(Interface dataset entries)
BEGIN
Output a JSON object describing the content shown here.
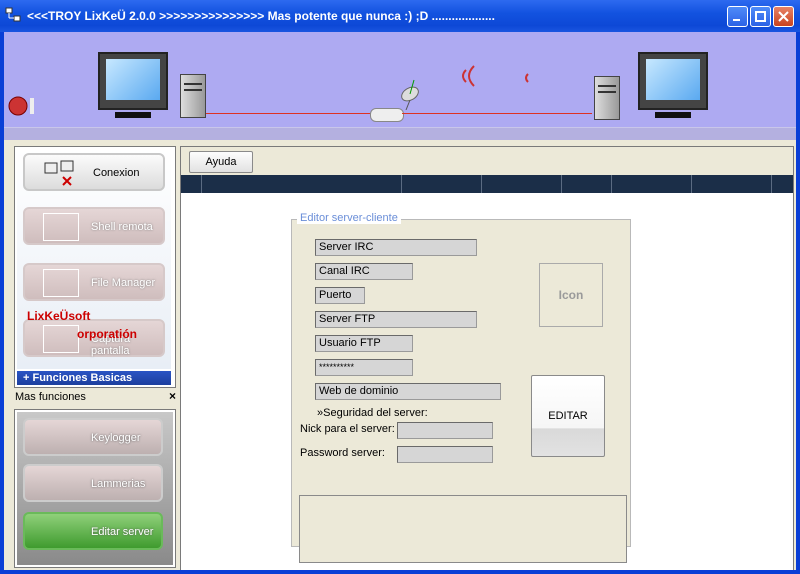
{
  "window": {
    "title": "<<<TROY LixKeÜ 2.0.0 >>>>>>>>>>>>>>> Mas potente que nunca :)  ;D ...................",
    "min_icon": "minimize-icon",
    "max_icon": "maximize-icon",
    "close_icon": "close-icon"
  },
  "toolbar": {
    "ayuda_label": "Ayuda"
  },
  "sidebar": {
    "items": [
      {
        "label": "Conexion",
        "icon": "network-icon",
        "active": true
      },
      {
        "label": "Shell remota",
        "icon": "shell-icon",
        "active": false
      },
      {
        "label": "File Manager",
        "icon": "folder-icon",
        "active": false
      },
      {
        "label": "Captura pantalla",
        "icon": "screen-icon",
        "active": false
      }
    ],
    "brand_line1": "LixKeÜsoft",
    "brand_line2": "orporatión",
    "section_title": "+ Funciones Basicas"
  },
  "mas_funciones": {
    "title": "Mas funciones",
    "close": "×",
    "items": [
      {
        "label": "Keylogger",
        "icon": "keyboard-icon"
      },
      {
        "label": "Lammerias",
        "icon": "hand-icon"
      },
      {
        "label": "Editar server",
        "icon": "hammer-icon"
      }
    ]
  },
  "editor": {
    "legend": "Editor server-cliente",
    "server_irc": "Server IRC",
    "canal_irc": "Canal IRC",
    "puerto": "Puerto",
    "server_ftp": "Server FTP",
    "usuario_ftp": "Usuario FTP",
    "password_ftp": "**********",
    "web_dominio": "Web de dominio",
    "seguridad_label": "»Seguridad del server:",
    "nick_label": "Nick para el server:",
    "nick_value": "",
    "password_label": "Password server:",
    "password_value": "",
    "icon_label": "Icon",
    "editar_label": "EDITAR"
  }
}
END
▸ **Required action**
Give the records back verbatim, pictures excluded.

▸ **Response box**
Output a JSON object describing the content shown here.
{
  "window": {
    "title": "<<<TROY LixKeÜ 2.0.0 >>>>>>>>>>>>>>> Mas potente que nunca :)  ;D ...................",
    "min_icon": "minimize-icon",
    "max_icon": "maximize-icon",
    "close_icon": "close-icon"
  },
  "toolbar": {
    "ayuda_label": "Ayuda"
  },
  "sidebar": {
    "items": [
      {
        "label": "Conexion",
        "icon": "network-icon",
        "active": true
      },
      {
        "label": "Shell remota",
        "icon": "shell-icon",
        "active": false
      },
      {
        "label": "File Manager",
        "icon": "folder-icon",
        "active": false
      },
      {
        "label": "Captura pantalla",
        "icon": "screen-icon",
        "active": false
      }
    ],
    "brand_line1": "LixKeÜsoft",
    "brand_line2": "orporatión",
    "section_title": "+ Funciones Basicas"
  },
  "mas_funciones": {
    "title": "Mas funciones",
    "close": "×",
    "items": [
      {
        "label": "Keylogger",
        "icon": "keyboard-icon"
      },
      {
        "label": "Lammerias",
        "icon": "hand-icon"
      },
      {
        "label": "Editar server",
        "icon": "hammer-icon"
      }
    ]
  },
  "editor": {
    "legend": "Editor server-cliente",
    "server_irc": "Server IRC",
    "canal_irc": "Canal IRC",
    "puerto": "Puerto",
    "server_ftp": "Server FTP",
    "usuario_ftp": "Usuario FTP",
    "password_ftp": "**********",
    "web_dominio": "Web de dominio",
    "seguridad_label": "»Seguridad del server:",
    "nick_label": "Nick para el server:",
    "nick_value": "",
    "password_label": "Password server:",
    "password_value": "",
    "icon_label": "Icon",
    "editar_label": "EDITAR"
  }
}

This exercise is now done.